David has been spending a fair amount of time designing and building lately. He has been working on a few projects for me, as well as building a cutting table for the shop. Below is a dibbler/seed and stake holder he designed and built for the farm. The rows are spaced 3 inches apart, and so are the holes. We can change where the bolts are located so that they make indentations in the soil at specific spacings. This is super handy when it comes to planting things that are done in small plantings. He wants to keep tweaking and says this is just a first edition, but I'm a fan.
We have added two caterpillar tunnels to the farm this year and plan to add another three to the fleet soon. They keep all the frost off and increase both the temperature and humidity inside to give us a jump start on the season. One currently houses our sweet peas and the other lettuce. The sweet peas are doing great, and I am looking forward to their wonderful fragrance filling the air in another month or two. The lettuce we have been having a lot of heartache with. I am not going to lie, we really suck at lettuce farming this year. Every two weeks we sow another round, even though the last one looks horrid. Our soil crusts over immediately even when it is wet and the poor little guys just can't push through. We just started the first "greenhouse" starts in a sunroom off David's parents' house and they came up beautifully. I guess that is how we will have to do it from now on, even though it is an extra step.
Our "bock bocks" as Evelyn calls them have FINALLY decided to lay other colors besides plain old brown. The hen on the right is a silkie mix, and she is currently setting on a little clutch of eggs we hope hatches soon. One of the chores here on the farm that Evelyn already helps with is feeding the chickens and ducks. She takes it very seriously and does not appreciate it when I do it for her.
We are building, growing, learning, and teaching our girls that when you fall down you get right back up, shake off that dirt, and just keep going.
As we look forward to February, there are a few things coming. First, we will be putting on a little Valentine's Day flower sale. We will have both roses and tulip bouquets available for pick up at Lely pump company 211 East Walker street in Orland.
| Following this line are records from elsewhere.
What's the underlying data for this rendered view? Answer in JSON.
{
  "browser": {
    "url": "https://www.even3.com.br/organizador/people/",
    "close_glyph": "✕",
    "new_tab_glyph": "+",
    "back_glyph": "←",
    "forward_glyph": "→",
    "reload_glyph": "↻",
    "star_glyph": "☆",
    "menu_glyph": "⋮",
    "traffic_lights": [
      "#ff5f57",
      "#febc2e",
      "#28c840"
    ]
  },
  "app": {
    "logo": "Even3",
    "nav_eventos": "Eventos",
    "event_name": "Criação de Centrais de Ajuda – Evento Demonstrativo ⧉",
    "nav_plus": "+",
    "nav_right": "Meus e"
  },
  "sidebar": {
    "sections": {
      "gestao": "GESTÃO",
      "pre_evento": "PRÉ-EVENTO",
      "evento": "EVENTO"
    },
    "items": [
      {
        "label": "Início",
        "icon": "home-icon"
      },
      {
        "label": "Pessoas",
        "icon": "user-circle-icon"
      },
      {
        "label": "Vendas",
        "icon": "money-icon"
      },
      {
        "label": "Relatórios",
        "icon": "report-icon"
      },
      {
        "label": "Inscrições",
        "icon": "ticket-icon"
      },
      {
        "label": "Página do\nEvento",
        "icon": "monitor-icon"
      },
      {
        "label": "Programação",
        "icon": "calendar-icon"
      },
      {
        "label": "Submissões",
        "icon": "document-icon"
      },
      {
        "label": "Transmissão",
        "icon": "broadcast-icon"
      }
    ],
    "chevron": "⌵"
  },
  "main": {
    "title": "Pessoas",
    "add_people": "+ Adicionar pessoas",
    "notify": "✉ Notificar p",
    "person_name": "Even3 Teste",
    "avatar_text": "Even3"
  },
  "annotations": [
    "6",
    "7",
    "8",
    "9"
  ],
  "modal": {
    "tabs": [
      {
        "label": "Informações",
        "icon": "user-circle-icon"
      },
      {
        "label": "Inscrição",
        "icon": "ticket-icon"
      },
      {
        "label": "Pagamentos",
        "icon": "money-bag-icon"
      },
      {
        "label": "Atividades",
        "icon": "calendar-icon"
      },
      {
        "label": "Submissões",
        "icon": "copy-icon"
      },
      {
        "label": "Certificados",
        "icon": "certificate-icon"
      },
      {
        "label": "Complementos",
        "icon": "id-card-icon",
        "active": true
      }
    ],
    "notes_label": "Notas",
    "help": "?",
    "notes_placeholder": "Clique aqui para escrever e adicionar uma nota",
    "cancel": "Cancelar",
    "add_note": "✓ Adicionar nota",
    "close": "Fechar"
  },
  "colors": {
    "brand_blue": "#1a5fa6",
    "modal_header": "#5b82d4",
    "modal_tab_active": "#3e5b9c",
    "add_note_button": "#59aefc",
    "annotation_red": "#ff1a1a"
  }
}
We are also hoping for the first lettuce harvest, so stay tuned!
Just a little thank you to my mom, Jaime, who followed us around and took real life farm photos per my request. This is our real life....except I don't generally curl my hair for farm activities!